Only the number is needed: the count of lines in the records with the word "Acesse".

■ Given data ■
- - -
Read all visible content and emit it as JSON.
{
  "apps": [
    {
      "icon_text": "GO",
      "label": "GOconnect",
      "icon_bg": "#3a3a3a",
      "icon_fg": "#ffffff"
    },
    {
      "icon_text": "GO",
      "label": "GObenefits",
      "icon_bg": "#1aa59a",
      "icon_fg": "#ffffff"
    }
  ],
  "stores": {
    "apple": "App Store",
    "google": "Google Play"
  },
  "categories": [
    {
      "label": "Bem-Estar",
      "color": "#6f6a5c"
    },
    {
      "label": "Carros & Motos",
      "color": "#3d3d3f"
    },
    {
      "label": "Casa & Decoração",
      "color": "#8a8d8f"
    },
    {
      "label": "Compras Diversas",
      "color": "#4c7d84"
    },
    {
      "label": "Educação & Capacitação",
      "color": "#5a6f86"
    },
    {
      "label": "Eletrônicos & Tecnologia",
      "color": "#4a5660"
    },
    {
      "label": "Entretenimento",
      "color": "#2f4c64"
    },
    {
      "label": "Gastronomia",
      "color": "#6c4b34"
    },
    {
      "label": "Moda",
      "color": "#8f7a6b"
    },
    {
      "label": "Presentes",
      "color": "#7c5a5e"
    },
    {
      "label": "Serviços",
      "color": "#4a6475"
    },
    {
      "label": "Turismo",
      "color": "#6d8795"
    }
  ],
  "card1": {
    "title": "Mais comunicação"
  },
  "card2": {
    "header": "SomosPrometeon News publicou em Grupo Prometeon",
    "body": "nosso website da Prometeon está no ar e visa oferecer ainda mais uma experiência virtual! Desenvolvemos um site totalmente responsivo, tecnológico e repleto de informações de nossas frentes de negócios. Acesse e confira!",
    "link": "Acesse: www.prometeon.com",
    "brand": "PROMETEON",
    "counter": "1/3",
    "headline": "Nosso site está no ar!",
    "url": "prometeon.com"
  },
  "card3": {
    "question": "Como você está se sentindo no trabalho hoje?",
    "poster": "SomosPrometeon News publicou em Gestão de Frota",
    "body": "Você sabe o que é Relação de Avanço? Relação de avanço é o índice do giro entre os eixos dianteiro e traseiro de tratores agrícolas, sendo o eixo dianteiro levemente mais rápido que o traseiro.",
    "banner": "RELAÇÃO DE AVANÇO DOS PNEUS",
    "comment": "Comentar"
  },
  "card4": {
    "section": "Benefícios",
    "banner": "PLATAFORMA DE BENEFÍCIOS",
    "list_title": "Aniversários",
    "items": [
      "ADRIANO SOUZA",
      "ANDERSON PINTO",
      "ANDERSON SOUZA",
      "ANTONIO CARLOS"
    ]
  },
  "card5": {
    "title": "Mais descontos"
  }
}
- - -
■ Task response ■
2